He seems stunned at my inquiry and put his pencil to his pad. He’d preferred I’d simply asked for the Thursday Special.
“Why do you want to know?” he finally answered.
I’m not sure why retirement was on my mind. Maybe the milestone birthday I’m approaching had me thinking about the future and what people do with it. Surely people older than me had it figured out. I was simply looking for ideas.
“I’m just curious,” I answered. “This is the time when you finally get to do whatever it is you want. I’m kind of taking an informal survey.”
“Retirement,” he sighed deeply to himself. He looked around the restaurant as if imagining his last day. He grew quiet and his eyes welled up.
“Ask me another time. Now I can’t say. I don’t know what I would do if I left here.” He spoke with a heavy accent that I couldn’t place.
“Where are you from originally?” I asked.
“Greece,” he said smiling.
“I’m simply American.”
He cocked his head.
“Okay, Germany way, way back when.”
He laughed. “We all come from somewhere. I came to America to be with my wife. I met her visiting New York and I came back to be with her.”
“So you fell in love with a girl and decided to stay.”
“Yes,” he blushed. “I guess you could say that. It was a long time ago.” He shuffled uncomfortably like a shy boy discussing his first crush. I ordered a bowl of soup and spinach pie. It seemed appropriate to the occasion.
“Will you retire in Greece?”

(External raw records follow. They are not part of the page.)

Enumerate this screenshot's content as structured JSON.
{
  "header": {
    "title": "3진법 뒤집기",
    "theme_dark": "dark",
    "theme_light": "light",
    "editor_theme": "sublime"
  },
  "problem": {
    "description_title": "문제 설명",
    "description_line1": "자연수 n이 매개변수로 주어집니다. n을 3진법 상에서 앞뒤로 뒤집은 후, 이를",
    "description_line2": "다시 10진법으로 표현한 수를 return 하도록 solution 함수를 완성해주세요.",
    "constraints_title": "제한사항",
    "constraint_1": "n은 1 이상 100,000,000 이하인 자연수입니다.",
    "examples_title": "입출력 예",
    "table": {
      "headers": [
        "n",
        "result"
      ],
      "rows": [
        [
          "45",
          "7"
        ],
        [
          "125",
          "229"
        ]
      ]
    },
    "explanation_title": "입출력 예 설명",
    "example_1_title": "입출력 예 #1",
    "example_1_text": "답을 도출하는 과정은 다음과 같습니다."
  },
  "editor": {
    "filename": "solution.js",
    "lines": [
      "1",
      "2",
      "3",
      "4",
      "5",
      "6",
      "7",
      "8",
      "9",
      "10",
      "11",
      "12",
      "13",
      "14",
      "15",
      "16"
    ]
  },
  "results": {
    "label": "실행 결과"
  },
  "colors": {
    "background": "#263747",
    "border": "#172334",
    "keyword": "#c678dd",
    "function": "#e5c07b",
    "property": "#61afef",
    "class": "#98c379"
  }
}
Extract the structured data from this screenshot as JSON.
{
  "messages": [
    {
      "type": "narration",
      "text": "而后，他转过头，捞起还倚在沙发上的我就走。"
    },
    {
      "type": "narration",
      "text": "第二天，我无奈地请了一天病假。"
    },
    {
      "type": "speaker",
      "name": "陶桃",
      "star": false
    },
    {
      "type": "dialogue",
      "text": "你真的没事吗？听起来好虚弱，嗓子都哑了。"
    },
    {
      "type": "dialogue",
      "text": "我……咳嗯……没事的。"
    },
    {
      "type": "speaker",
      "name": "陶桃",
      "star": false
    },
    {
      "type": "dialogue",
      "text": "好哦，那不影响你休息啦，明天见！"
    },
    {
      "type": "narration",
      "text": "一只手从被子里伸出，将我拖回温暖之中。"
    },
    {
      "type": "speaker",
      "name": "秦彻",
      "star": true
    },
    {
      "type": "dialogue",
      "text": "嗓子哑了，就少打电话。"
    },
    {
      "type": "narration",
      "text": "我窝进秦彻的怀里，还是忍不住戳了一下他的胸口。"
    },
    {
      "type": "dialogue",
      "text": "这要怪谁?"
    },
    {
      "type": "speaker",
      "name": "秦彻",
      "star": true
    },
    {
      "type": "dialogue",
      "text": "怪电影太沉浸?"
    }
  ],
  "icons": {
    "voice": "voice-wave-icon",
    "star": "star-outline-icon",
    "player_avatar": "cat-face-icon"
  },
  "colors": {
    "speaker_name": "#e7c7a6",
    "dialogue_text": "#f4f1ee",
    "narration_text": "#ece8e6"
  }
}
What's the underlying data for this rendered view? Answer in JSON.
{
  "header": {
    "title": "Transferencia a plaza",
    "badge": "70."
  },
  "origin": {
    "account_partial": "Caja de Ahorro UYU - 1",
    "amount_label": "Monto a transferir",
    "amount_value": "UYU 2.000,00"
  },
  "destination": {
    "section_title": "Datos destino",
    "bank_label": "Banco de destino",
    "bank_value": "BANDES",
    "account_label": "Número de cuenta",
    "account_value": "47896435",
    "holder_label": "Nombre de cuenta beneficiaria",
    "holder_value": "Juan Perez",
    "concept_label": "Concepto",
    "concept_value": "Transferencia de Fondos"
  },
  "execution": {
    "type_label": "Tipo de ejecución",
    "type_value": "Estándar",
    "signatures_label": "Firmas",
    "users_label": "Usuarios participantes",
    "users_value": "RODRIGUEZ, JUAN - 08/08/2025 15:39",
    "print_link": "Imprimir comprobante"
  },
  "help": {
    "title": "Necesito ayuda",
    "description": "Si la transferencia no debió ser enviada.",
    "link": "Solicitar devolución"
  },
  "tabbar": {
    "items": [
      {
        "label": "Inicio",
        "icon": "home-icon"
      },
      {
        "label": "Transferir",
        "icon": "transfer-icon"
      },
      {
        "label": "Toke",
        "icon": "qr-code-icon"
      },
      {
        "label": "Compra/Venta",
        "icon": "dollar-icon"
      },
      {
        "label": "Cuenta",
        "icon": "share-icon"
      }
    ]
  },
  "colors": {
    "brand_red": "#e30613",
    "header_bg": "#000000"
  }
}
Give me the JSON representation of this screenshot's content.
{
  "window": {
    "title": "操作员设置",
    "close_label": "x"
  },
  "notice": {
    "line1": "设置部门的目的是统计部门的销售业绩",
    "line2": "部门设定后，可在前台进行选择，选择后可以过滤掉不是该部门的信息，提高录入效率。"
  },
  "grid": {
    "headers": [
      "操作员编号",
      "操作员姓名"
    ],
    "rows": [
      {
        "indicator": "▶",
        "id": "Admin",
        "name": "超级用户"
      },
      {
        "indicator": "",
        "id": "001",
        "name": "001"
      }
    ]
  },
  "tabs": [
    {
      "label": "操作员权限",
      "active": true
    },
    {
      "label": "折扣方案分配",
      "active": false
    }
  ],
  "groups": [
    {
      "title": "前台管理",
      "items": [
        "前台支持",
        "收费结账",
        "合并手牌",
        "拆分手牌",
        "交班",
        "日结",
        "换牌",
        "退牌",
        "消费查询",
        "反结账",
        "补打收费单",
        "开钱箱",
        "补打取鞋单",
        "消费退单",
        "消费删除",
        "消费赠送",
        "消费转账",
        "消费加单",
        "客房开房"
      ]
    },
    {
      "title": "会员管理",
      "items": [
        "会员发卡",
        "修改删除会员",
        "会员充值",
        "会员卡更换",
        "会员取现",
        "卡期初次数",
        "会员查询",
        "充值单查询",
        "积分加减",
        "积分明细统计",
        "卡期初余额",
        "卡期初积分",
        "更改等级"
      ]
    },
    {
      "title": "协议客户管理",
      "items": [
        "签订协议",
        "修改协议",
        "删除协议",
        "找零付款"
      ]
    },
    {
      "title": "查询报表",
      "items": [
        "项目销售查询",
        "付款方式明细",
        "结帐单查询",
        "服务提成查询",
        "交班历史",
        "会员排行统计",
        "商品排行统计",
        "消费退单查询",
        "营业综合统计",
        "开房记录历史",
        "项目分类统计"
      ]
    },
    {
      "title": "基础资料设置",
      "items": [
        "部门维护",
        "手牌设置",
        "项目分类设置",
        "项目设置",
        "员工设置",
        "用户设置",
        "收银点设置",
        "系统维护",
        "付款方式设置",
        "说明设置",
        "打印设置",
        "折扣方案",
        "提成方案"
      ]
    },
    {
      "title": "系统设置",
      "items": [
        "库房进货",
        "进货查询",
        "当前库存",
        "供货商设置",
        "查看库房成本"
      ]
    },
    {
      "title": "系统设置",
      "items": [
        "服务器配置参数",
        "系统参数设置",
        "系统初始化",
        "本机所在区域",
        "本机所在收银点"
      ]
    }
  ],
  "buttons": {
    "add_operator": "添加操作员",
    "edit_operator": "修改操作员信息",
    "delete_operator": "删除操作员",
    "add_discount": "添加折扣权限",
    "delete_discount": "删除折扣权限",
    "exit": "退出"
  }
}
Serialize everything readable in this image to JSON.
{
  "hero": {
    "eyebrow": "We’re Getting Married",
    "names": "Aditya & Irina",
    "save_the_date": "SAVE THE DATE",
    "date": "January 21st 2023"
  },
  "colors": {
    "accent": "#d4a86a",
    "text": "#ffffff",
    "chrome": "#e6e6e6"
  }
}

He flashed a far away look, one that crossed the Atlantic. “I’d like to. There’s a little island there where I have a place. It’s beautiful.” I could almost see the Aegean Sea in the glow on his face.
Then it abruptly went away.
“You know, my family is here and I have grandkids so what good is it for me to be in Greece? It’s so far away. Plus the place is a mess now. There is no work. No one has jobs.”
He frowned deeply then left to check on my order. He returned with my dinner and refilled my water. “Enjoy your meal,” he said simply, and walked away.
I must have stirred something in him. He walked around the restaurant nervously checking on condiments and seat cushions and register receipts. Finally he came back to take my plate and give me my check.
“Do you work around here?”
“Yeah, just across the street.”
“Good. You should come back next week and get the special. And we can talk more about Greece. You should visit; it’s a nice place.”
“But don’t wait until you retire,” he added. “That would be too late.”